The burnt glade sequence by far! It was about 39/40 celsius for you outside. It was very hot, we shot in the middle of the day. That was an extremely rehearsed scene, where just that one shot, the camera is on my left, and it’s following along with me, it’s panning to the left as I slash one guy through the chest, I smack this other guy against the tree, I take the cut clamp out, I do a little spin, I threw him like a frisbee, the other guy attacks me, and I choke him up against a tree, the other guy comes and attacks me while I’m chocking him I disarm him with his own axe and kill him, and then I cut that guys head off. Just that whole sequence to me is just so cool, it’s so badass. It was very arduous shooting that scene, because I couldn’t see any of those guys. We had to rehearse it until the cows came home. I couldn’t see anything, I had to look at the ground, and follow sticks along to make sure that I was walking in the right direction. It all worked out, which is very rewarding to see, and it made the Predator so much more badass. I’m glad that that scene worked out, and I’m glad that they kept it in the film.
Obviously, the film has become an instant hit! With new and old fans. It's early days, but looking at the movie, why do you think that is?
It’s interesting. I’m not surprised that the film is doing so well, but I am shocked that it would do this well. As I said before, it’s not a heavy focus on the Predator, it’s not a heavy focus on the sci-fi or horror elements, you have this fresh, period piece, an adventure story about a girl who is going against their tribe, and going after what she wants. That film in itself is for everyone, it covers the entire basis there.
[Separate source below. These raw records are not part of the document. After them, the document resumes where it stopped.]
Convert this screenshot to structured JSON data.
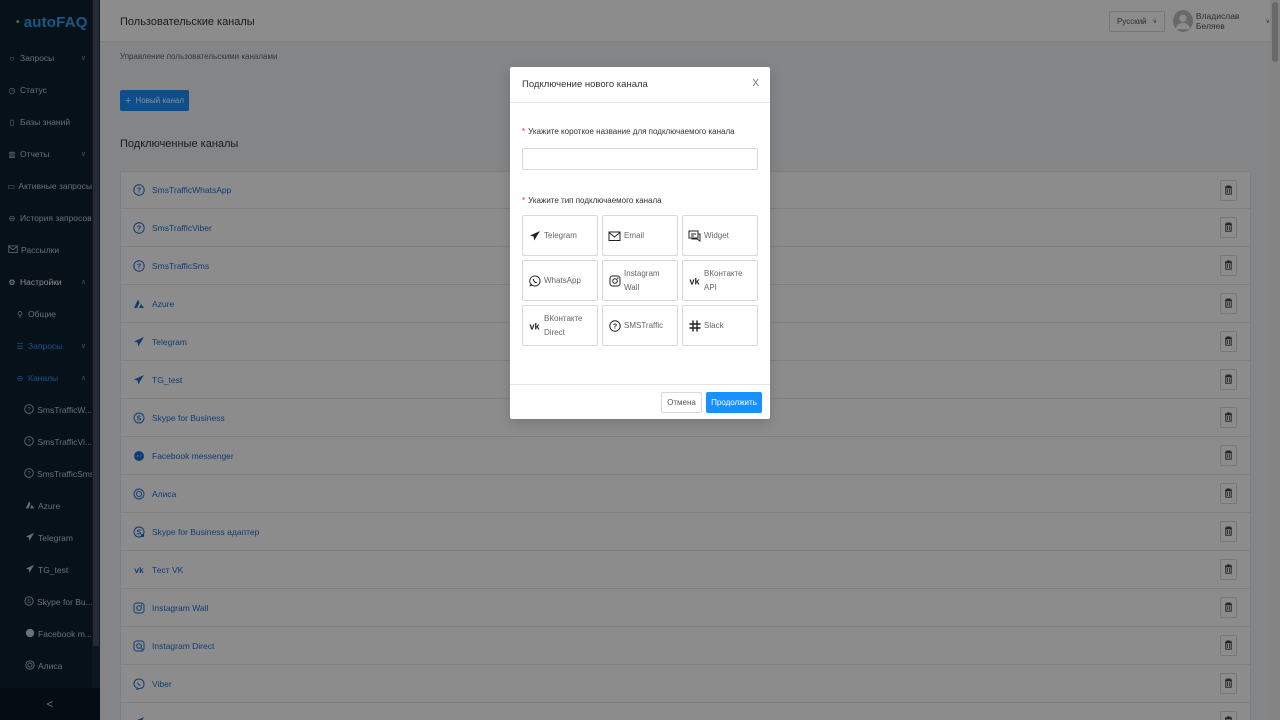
{
  "app": {
    "logo": "autoFAQ"
  },
  "sidebar": {
    "items": [
      {
        "label": "Запросы",
        "icon": "chat-icon",
        "chevron": "v"
      },
      {
        "label": "Статус",
        "icon": "clock-icon"
      },
      {
        "label": "Базы знаний",
        "icon": "book-icon"
      },
      {
        "label": "Отчеты",
        "icon": "chart-icon",
        "chevron": "v"
      },
      {
        "label": "Активные запросы",
        "icon": "message-icon"
      },
      {
        "label": "История запросов",
        "icon": "history-icon"
      },
      {
        "label": "Рассылки",
        "icon": "mail-icon"
      },
      {
        "label": "Настройки",
        "icon": "gear-icon",
        "chevron": "^"
      },
      {
        "label": "Общие",
        "icon": "settings-icon"
      },
      {
        "label": "Запросы",
        "icon": "list-icon",
        "chevron": "v"
      },
      {
        "label": "Каналы",
        "icon": "channels-icon",
        "chevron": "^"
      },
      {
        "label": "SmsTrafficW...",
        "icon": "question-icon"
      },
      {
        "label": "SmsTrafficVi...",
        "icon": "question-icon"
      },
      {
        "label": "SmsTrafficSms",
        "icon": "question-icon"
      },
      {
        "label": "Azure",
        "icon": "azure-icon"
      },
      {
        "label": "Telegram",
        "icon": "telegram-icon"
      },
      {
        "label": "TG_test",
        "icon": "telegram-icon"
      },
      {
        "label": "Skype for Bu...",
        "icon": "skype-icon"
      },
      {
        "label": "Facebook m...",
        "icon": "messenger-icon"
      },
      {
        "label": "Алиса",
        "icon": "alice-icon"
      }
    ],
    "collapse_glyph": "<"
  },
  "header": {
    "title": "Пользовательские каналы",
    "language": "Русский",
    "user_name": "Владислав Беляев"
  },
  "content": {
    "subtitle": "Управление пользовательскими каналами",
    "new_channel_button": "Новый канал",
    "section_title": "Подключенные каналы",
    "channels": [
      {
        "label": "SmsTrafficWhatsApp",
        "icon": "question-icon"
      },
      {
        "label": "SmsTrafficViber",
        "icon": "question-icon"
      },
      {
        "label": "SmsTrafficSms",
        "icon": "question-icon"
      },
      {
        "label": "Azure",
        "icon": "azure-icon"
      },
      {
        "label": "Telegram",
        "icon": "telegram-icon"
      },
      {
        "label": "TG_test",
        "icon": "telegram-icon"
      },
      {
        "label": "Skype for Business",
        "icon": "skype-icon"
      },
      {
        "label": "Facebook messenger",
        "icon": "messenger-icon"
      },
      {
        "label": "Алиса",
        "icon": "alice-icon"
      },
      {
        "label": "Skype for Business адаптер",
        "icon": "skype-adapter-icon"
      },
      {
        "label": "Тест VK",
        "icon": "vk-icon"
      },
      {
        "label": "Instagram Wall",
        "icon": "instagram-icon"
      },
      {
        "label": "Instagram Direct",
        "icon": "instagram-direct-icon"
      },
      {
        "label": "Viber",
        "icon": "viber-icon"
      },
      {
        "label": "",
        "icon": "telegram-icon"
      }
    ]
  },
  "modal": {
    "title": "Подключение нового канала",
    "close_glyph": "X",
    "name_label": "Укажите короткое название для подключаемого канала",
    "name_value": "",
    "name_placeholder": "",
    "type_label": "Укажите тип подключаемого канала",
    "types": [
      {
        "label": "Telegram",
        "icon": "telegram-icon"
      },
      {
        "label": "Email",
        "icon": "mail-icon"
      },
      {
        "label": "Widget",
        "icon": "widget-icon"
      },
      {
        "label": "WhatsApp",
        "icon": "whatsapp-icon"
      },
      {
        "label": "Instagram Wall",
        "icon": "instagram-icon"
      },
      {
        "label": "ВКонтакте API",
        "icon": "vk-icon"
      },
      {
        "label": "ВКонтакте Direct",
        "icon": "vk-icon"
      },
      {
        "label": "SMSTraffic",
        "icon": "question-icon"
      },
      {
        "label": "Slack",
        "icon": "slack-icon"
      }
    ],
    "cancel_button": "Отмена",
    "continue_button": "Продолжить"
  },
  "colors": {
    "primary": "#1890ff",
    "sidebar": "#0c1f31",
    "link": "#1d6fd1"
  }
}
Now, it’s like let’s put a twist in there, let’s put Predator into the story as the main antagonist, and it really does work. Dan doesn’t shove any Predator things down anyone’s throat. Nothing is gratuitous. It was done in a very classy manner. Everything I think was delicately and intricately constructed on-screen so that it wouldn’t detract from the fact that this is a period piece, an adventure movie. There just happens to be a Predator in it. I think that’s where this film really rings true, and what makes it fresh, while still staying true to the Predator cinematic traditions.
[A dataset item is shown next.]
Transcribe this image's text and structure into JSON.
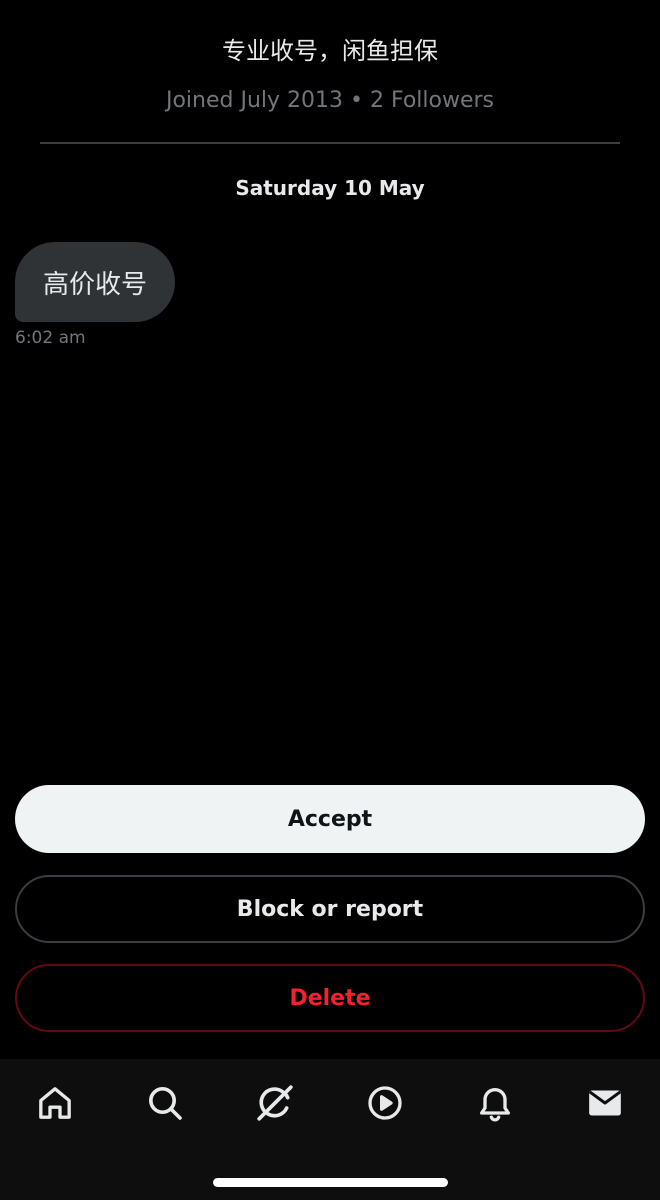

Prey is available to watch on Disney+ right now. You can check out more from Dane DiLiegro here: https://www.instagram.com/dd